Making choices is a wonderful freedom we enjoy from cradle to grave, but it comes with risks. We make good choices and bad choices that all have consequences ranging from mild to severe. Some of our choices bring us great joy while others bring us a lifetime of regret which can play out physically or mentally, and both are bummers. Can I get an amen?
We may have no choice but to live with the physical consequences, but we can address the mental, particularly if they are troubling. They can depress us, lower our self-esteem, and affect our relationships. If they seriously affect our quality of life, we need to seek professional help.
Regrets need to be corralled, securely bound, and stuffed deep down into a reinforced backpack. I say backpack because despite our best efforts, we can't forget our regrets and for some strange reason can't tolerate being separated from the regretted memories for too long before bringing them back up. When they do come to mind, we can coax them to quickly return to the backpack. We enjoy and cherish our good memories and need to keep the bad ones as quiet as possible.
The last item to discuss is our take on religion and our spiritual beliefs. A quick review of the literature suggest that this aspect of our lives is important and too often neglected. Sally Quinn in a January 24, 2014 Washington Post article said, “It turns out that people who have religious or spiritual beliefs are happier than those who don’t, no matter what their beliefs.” She goes on to note that, “Religious beliefs give people a sense of meaning.”
Eric W. Dalen in an August 30, 2018 article in Social Phychology pointed out that, “…religion can be one way that individuals cope with a reduced sense of purpose in life….” There are literally hundreds of studies that suggest our spiritual life plays an important part in how we feel as we age.
We are like a three-legged stool: physical, mental, and spiritual. If we neglect one, the stool gets wobbly. For maximum support, all three legs need to be in play at the same time with all the determination and energy we can muster. We can read spiritually related books, listen to the radio, and watch services on TV. It’s never too late to connect with our spiritual side and it may make a great deal of difference how we view the meaning of our lives.
I’ve written about several topics in this blog all centered around our common journey of aging. We will continue to age whatever we do. That’s a given. Tomorrow will come whether or not we select a goal today in the physical, mental, or spiritual arena to enhance the quality of our lives. I’ve opted to choose a life of purpose and passion, and I hope I’ve encouraged some to follow suit if you’re able and willing.

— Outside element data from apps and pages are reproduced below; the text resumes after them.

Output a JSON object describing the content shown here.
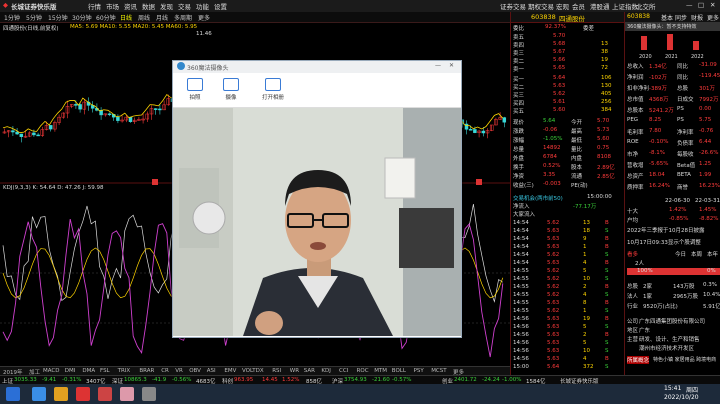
{
  "app": {
    "title": "长城证券快乐版",
    "menu": [
      "行情",
      "市场",
      "资讯",
      "数据",
      "发现",
      "交易",
      "功能",
      "设置"
    ],
    "right_links": [
      "证券交易",
      "期权交易",
      "宏观",
      "会员",
      "港股通",
      "上证指数",
      "北交所"
    ]
  },
  "toolbar": {
    "items": [
      "1分钟",
      "5分钟",
      "15分钟",
      "30分钟",
      "60分钟",
      "日线",
      "周线",
      "月线",
      "多周期",
      "更多"
    ]
  },
  "chart": {
    "stock_label": "四通股份(日线,前复权)",
    "ma_line": "MA5: 5.69  MA10: 5.55  MA20: 5.45  MA60: 5.95",
    "high_mark": "11.46",
    "kdj_line": "KDJ(9,3,3) K: 54.64  D: 47.26  J: 59.98"
  },
  "camera_window": {
    "title": "360魔法摄像头",
    "tools": [
      {
        "label": "拍照",
        "icon": "camera-icon"
      },
      {
        "label": "摄像",
        "icon": "video-icon"
      },
      {
        "label": "打开相册",
        "icon": "album-icon"
      }
    ]
  },
  "quote": {
    "code": "603838",
    "name": "四通股份",
    "ratio_label": "委比",
    "ratio_value": "92.37%",
    "diff_label": "委差",
    "asks": [
      {
        "label": "卖五",
        "price": "5.70",
        "vol": ""
      },
      {
        "label": "卖四",
        "price": "5.68",
        "vol": "13"
      },
      {
        "label": "卖三",
        "price": "5.67",
        "vol": "38"
      },
      {
        "label": "卖二",
        "price": "5.66",
        "vol": "19"
      },
      {
        "label": "卖一",
        "price": "5.65",
        "vol": "72"
      }
    ],
    "bids": [
      {
        "label": "买一",
        "price": "5.64",
        "vol": "106"
      },
      {
        "label": "买二",
        "price": "5.63",
        "vol": "130"
      },
      {
        "label": "买三",
        "price": "5.62",
        "vol": "405"
      },
      {
        "label": "买四",
        "price": "5.61",
        "vol": "256"
      },
      {
        "label": "买五",
        "price": "5.60",
        "vol": "384"
      }
    ],
    "stats": [
      [
        "现价",
        "5.64",
        "今开",
        "5.70"
      ],
      [
        "涨跌",
        "-0.06",
        "最高",
        "5.73"
      ],
      [
        "涨幅",
        "-1.05%",
        "最低",
        "5.60"
      ],
      [
        "总量",
        "14892",
        "量比",
        "0.75"
      ],
      [
        "外盘",
        "6784",
        "内盘",
        "8108"
      ],
      [
        "换手",
        "0.52%",
        "股本",
        "2.89亿"
      ],
      [
        "净资",
        "3.35",
        "流通",
        "2.85亿"
      ],
      [
        "收益(三)",
        "-0.003",
        "PE(动)",
        ""
      ]
    ],
    "trades_header": "交易机会(两市前50)",
    "trades_time": "15:00:00",
    "net_inflow": "净流入",
    "net_value": "-77.17万",
    "big_flow": "大家流入",
    "ticks": [
      [
        "14:54",
        "5.62",
        "13",
        "B"
      ],
      [
        "14:54",
        "5.63",
        "18",
        "S"
      ],
      [
        "14:54",
        "5.63",
        "9",
        "B"
      ],
      [
        "14:54",
        "5.63",
        "1",
        "B"
      ],
      [
        "14:54",
        "5.62",
        "1",
        "S"
      ],
      [
        "14:54",
        "5.63",
        "4",
        "B"
      ],
      [
        "14:55",
        "5.62",
        "5",
        "S"
      ],
      [
        "14:55",
        "5.62",
        "10",
        "S"
      ],
      [
        "14:55",
        "5.62",
        "2",
        "B"
      ],
      [
        "14:55",
        "5.62",
        "4",
        "S"
      ],
      [
        "14:55",
        "5.63",
        "8",
        "B"
      ],
      [
        "14:55",
        "5.62",
        "1",
        "S"
      ],
      [
        "14:56",
        "5.63",
        "19",
        "B"
      ],
      [
        "14:56",
        "5.63",
        "5",
        "S"
      ],
      [
        "14:56",
        "5.63",
        "2",
        "B"
      ],
      [
        "14:56",
        "5.63",
        "5",
        "S"
      ],
      [
        "14:56",
        "5.63",
        "10",
        "S"
      ],
      [
        "14:56",
        "5.63",
        "4",
        "B"
      ],
      [
        "15:00",
        "5.64",
        "372",
        "S"
      ]
    ]
  },
  "f10": {
    "code": "603838",
    "tabs": [
      "基本",
      "同步",
      "财报",
      "更多"
    ],
    "notice": "360魔法摄像头：暂不支持特效",
    "years": [
      "2020",
      "2021",
      "2022"
    ],
    "rows": [
      [
        "总收入",
        "1.34亿",
        "同比",
        "-31.09"
      ],
      [
        "净利润",
        "-102万",
        "同比",
        "-119.45"
      ],
      [
        "扣非净利",
        "-389万",
        "总股",
        "301万"
      ],
      [
        "总市值",
        "4368万",
        "日成交",
        "7992万"
      ],
      [
        "总股本",
        "5241.2万",
        "PS",
        "0.00"
      ],
      [
        "PEG",
        "8.25",
        "PS",
        "5.75"
      ],
      [
        "毛利率",
        "7.80",
        "净利率",
        "-0.76"
      ],
      [
        "ROE",
        "-0.10%",
        "负债率",
        "6.44"
      ],
      [
        "市净",
        "-8.1%",
        "每股收",
        "-26.6%"
      ],
      [
        "营收增",
        "-5.65%",
        "Beta值",
        "1.25"
      ],
      [
        "总资产",
        "18.04",
        "BETA",
        "1.99"
      ],
      [
        "质押率",
        "16.24%",
        "商誉",
        "16.23%"
      ]
    ],
    "dates": [
      "22-06-30",
      "22-03-31"
    ],
    "holders": [
      [
        "十大",
        "1.42%",
        "1.45%"
      ],
      [
        "户均",
        "-0.85%",
        "-8.82%"
      ]
    ],
    "report_notice": "2022年三季报于10月28日披露",
    "broker_notice": "10月17日09:33显示个股调整",
    "sentiment_tabs": [
      "今日",
      "本周",
      "本年"
    ],
    "bull_label": "看多",
    "bull_count": "2人",
    "bull_pct": "100%",
    "bear_pct": "0%",
    "bull_fraction": 1.0,
    "info": [
      [
        "总股",
        "2家",
        "143万股",
        "0.3%"
      ],
      [
        "法人",
        "1家",
        "2965万股",
        "10.4%"
      ],
      [
        "行业",
        "9520万(占比)",
        "",
        "5.91亿(占)"
      ]
    ],
    "company_label": "公司",
    "company": "广东四通集团股份有限公司",
    "region_label": "地区",
    "region": "广东",
    "product_label": "主营",
    "product": "研发、设计、生产和销售",
    "address": "潮州市经济技术开发区",
    "concept_label": "所属概念",
    "concept": "特色小镇 家居用品 跨境电商"
  },
  "tabs_bottom": [
    "2019年",
    "加工",
    "MACD",
    "DMI",
    "DMA",
    "FSL",
    "TRIX",
    "BRAR",
    "CR",
    "VR",
    "OBV",
    "ASI",
    "EMV",
    "VOLTDX",
    "RSI",
    "WR",
    "SAR",
    "KDJ",
    "CCI",
    "ROC",
    "MTM",
    "BOLL",
    "PSY",
    "MCST",
    "更多"
  ],
  "ticker": [
    {
      "name": "上证",
      "value": "3035.33",
      "chg": "-9.41",
      "pct": "-0.31%",
      "amt": "3407亿",
      "color": "#3ad13a"
    },
    {
      "name": "深证",
      "value": "10865.3",
      "chg": "-41.9",
      "pct": "-0.56%",
      "amt": "4683亿",
      "color": "#3ad13a"
    },
    {
      "name": "科创",
      "value": "963.95",
      "chg": "14.45",
      "pct": "1.52%",
      "amt": "858亿",
      "color": "#ff3b3b"
    },
    {
      "name": "沪深",
      "value": "3754.93",
      "chg": "-21.60",
      "pct": "-0.57%",
      "amt": "",
      "color": "#3ad13a"
    },
    {
      "name": "创业",
      "value": "2401.72",
      "chg": "-24.24",
      "pct": "-1.00%",
      "amt": "1584亿",
      "color": "#3ad13a"
    }
  ],
  "ticker_center": "长城证券快乐版",
  "clock": {
    "time": "15:41",
    "day": "周四",
    "date": "2022/10/20"
  }
}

I am very interested in what you have to say about what I’ve written or how you are addressing aging in your life. We’re all different in so many respects, but we do share this common journey. Let’s talk about it and share experiences. I’ve started the conversation. Please add to it so we can all benefit. Thank you.